### What you need to do
Search the records below for "WITH"; copy each line that has it.

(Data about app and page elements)
=-=-=-=-=

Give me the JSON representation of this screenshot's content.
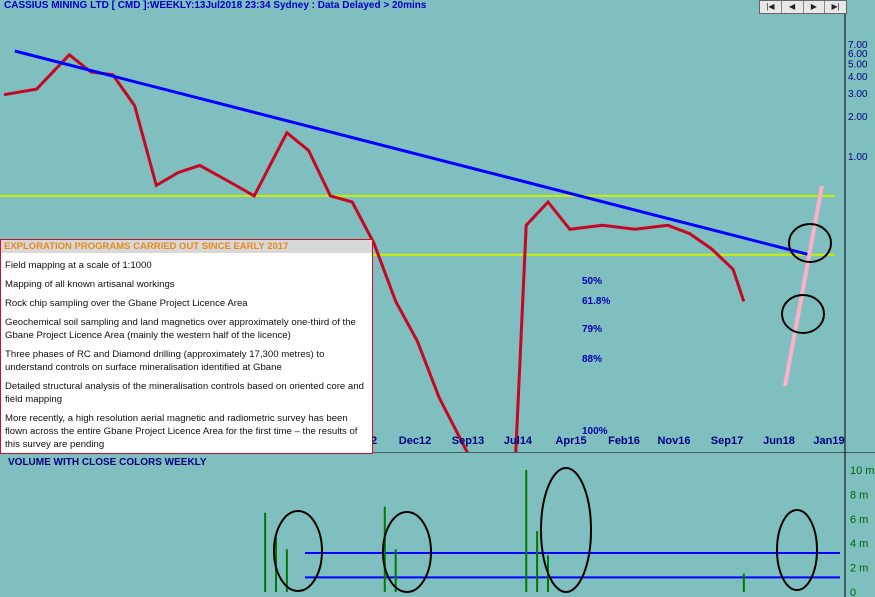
{
  "header": {
    "title": "CASSIUS MINING LTD [ CMD ]:WEEKLY:13Jul2018 23:34 Sydney : Data Delayed > 20mins",
    "nav_buttons": [
      "|◀",
      "◀",
      "▶",
      "▶|"
    ]
  },
  "colors": {
    "background": "#7fbfbf",
    "trendline": "#0000ff",
    "level_line": "#c8f000",
    "up_candle": "#3030ff",
    "down_candle": "#e00000",
    "volume": "#007a00",
    "annotation_circle": "#000000",
    "projection": "#ffb0c8"
  },
  "panel": {
    "heading": "EXPLORATION PROGRAMS CARRIED OUT SINCE EARLY 2017",
    "items": [
      "Field mapping at a scale of 1:1000",
      "Mapping of all known artisanal workings",
      "Rock chip sampling over the Gbane Project Licence Area",
      "Geochemical soil sampling and land magnetics over approximately one-third of the Gbane Project Licence Area (mainly the western half of the licence)",
      "Three phases of RC and Diamond drilling (approximately 17,300 metres) to understand controls on surface mineralisation identified at Gbane",
      "Detailed structural analysis of the mineralisation controls based on oriented core and field mapping",
      "More recently, a high resolution aerial magnetic and radiometric survey has been flown across the entire Gbane Project Licence Area for the first time – the results of this survey are pending"
    ]
  },
  "volume_panel": {
    "title": "VOLUME WITH CLOSE COLORS WEEKLY"
  },
  "chart_data": [
    {
      "type": "candlestick",
      "title": "CASSIUS MINING LTD [ CMD ]:WEEKLY",
      "scale": "log",
      "y_ticks": [
        "7.00",
        "6.00",
        "5.00",
        "4.00",
        "3.00",
        "2.00",
        "1.00"
      ],
      "y_tick_values": [
        7,
        6,
        5,
        4,
        3,
        2,
        1
      ],
      "x_ticks": [
        "2",
        "Dec12",
        "Sep13",
        "Jul14",
        "Apr15",
        "Feb16",
        "Nov16",
        "Sep17",
        "Jun18",
        "Jan19"
      ],
      "fib_labels": [
        "50%",
        "61.8%",
        "79%",
        "88%",
        "100%"
      ],
      "close_path": [
        [
          0,
          2.9
        ],
        [
          3,
          3.2
        ],
        [
          6,
          5.8
        ],
        [
          8,
          4.3
        ],
        [
          10,
          4.1
        ],
        [
          12,
          2.4
        ],
        [
          14,
          0.6
        ],
        [
          16,
          0.75
        ],
        [
          18,
          0.85
        ],
        [
          21,
          0.62
        ],
        [
          23,
          0.5
        ],
        [
          26,
          1.5
        ],
        [
          28,
          1.1
        ],
        [
          30,
          0.5
        ],
        [
          32,
          0.45
        ],
        [
          34,
          0.22
        ],
        [
          36,
          0.08
        ],
        [
          38,
          0.04
        ],
        [
          40,
          0.015
        ],
        [
          43,
          0.005
        ],
        [
          45,
          0.004
        ],
        [
          47,
          0.005
        ],
        [
          48,
          0.3
        ],
        [
          50,
          0.45
        ],
        [
          52,
          0.28
        ],
        [
          55,
          0.3
        ],
        [
          58,
          0.28
        ],
        [
          61,
          0.3
        ],
        [
          63,
          0.26
        ],
        [
          65,
          0.2
        ],
        [
          67,
          0.14
        ],
        [
          68,
          0.08
        ]
      ],
      "trendline": [
        [
          1,
          6.2
        ],
        [
          74,
          0.18
        ]
      ],
      "level_lines": [
        0.5,
        0.18
      ]
    },
    {
      "type": "bar",
      "title": "VOLUME WITH CLOSE COLORS WEEKLY",
      "y_ticks": [
        "10 m",
        "8 m",
        "6 m",
        "4 m",
        "2 m",
        "0"
      ],
      "y_tick_values": [
        10,
        8,
        6,
        4,
        2,
        0
      ],
      "spikes": [
        [
          24,
          6.5
        ],
        [
          25,
          4.5
        ],
        [
          26,
          3.5
        ],
        [
          35,
          7
        ],
        [
          36,
          3.5
        ],
        [
          48,
          10
        ],
        [
          49,
          5
        ],
        [
          50,
          3
        ],
        [
          68,
          1.5
        ]
      ],
      "reference_lines": [
        3.2,
        1.2
      ]
    }
  ]
}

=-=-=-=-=

### Output for this task
    "title": "VOLUME WITH CLOSE COLORS WEEKLY"
      "title": "VOLUME WITH CLOSE COLORS WEEKLY",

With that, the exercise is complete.